In 1942 he moved
to Woodstock, NY to complete a Section of Fine Arts mural. Once World
War II began, the government's attention was fully engaged with activities
relating to the war. It was felt that WPA projects were superfluous,
and since there was no longer need for them, money was withdrawn and
these projects were put out of business. The government took all of
the remaining easel paintings, prints, and any other art from the
projects and held an auction. Lehman says, "They auctioned everything
off. All of these things were sold by the pound, not by the artwork."
From 1942-46 Lehman was very involved with art as a social and political
statement. He did many paintings and constructions, and organized and
directed shows along these lines at the Woodstock Art Association Gallery.
In 1943, Lehman submitted two posters for the Museum of Modern Art's
War Poster Show. Both Deliver Us From Evil
and This Is the Enemy were chosen for the show which was
held at MOMA and traveled throughout the country.
Lehman stayed in Woodstock throughout the War until 1946 doing mural, paintings, drawings,
and several works for the war effort. The Treasury Department had paintings
done specifically for the government's War Bond drives and artists were
commissioned through the Associated American Artists Gallery in New
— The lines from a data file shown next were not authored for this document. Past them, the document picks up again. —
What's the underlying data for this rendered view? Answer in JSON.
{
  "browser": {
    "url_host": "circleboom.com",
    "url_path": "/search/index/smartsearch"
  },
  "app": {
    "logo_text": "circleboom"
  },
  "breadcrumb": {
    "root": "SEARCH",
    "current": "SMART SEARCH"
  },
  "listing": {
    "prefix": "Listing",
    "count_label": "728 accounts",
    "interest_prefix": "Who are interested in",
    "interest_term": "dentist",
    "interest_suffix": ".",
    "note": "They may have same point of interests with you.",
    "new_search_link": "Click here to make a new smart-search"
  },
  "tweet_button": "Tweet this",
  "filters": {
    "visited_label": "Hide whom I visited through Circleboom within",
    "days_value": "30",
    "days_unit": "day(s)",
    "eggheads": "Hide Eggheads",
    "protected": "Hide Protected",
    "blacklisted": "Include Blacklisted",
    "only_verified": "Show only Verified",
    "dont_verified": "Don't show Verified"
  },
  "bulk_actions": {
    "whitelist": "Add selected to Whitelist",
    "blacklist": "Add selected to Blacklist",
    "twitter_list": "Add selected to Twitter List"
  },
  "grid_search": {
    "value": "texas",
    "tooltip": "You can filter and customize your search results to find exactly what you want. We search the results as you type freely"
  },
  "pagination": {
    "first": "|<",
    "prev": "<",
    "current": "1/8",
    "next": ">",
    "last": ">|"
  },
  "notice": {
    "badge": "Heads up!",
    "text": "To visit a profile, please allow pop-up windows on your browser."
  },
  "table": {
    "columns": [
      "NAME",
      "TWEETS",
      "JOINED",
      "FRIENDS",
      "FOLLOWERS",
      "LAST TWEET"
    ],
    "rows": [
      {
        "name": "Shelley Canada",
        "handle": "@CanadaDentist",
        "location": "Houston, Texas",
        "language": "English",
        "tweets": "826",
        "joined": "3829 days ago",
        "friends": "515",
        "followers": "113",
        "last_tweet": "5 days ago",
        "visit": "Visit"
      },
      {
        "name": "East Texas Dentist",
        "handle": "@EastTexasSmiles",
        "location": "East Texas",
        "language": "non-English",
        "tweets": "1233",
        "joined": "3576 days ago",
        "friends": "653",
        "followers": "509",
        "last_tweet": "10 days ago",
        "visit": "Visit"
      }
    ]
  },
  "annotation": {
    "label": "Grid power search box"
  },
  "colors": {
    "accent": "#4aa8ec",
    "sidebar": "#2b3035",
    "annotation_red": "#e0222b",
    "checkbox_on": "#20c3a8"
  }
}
York. It was through the AAA Gallery that Lehman was hired to do numerous
works relating to the War.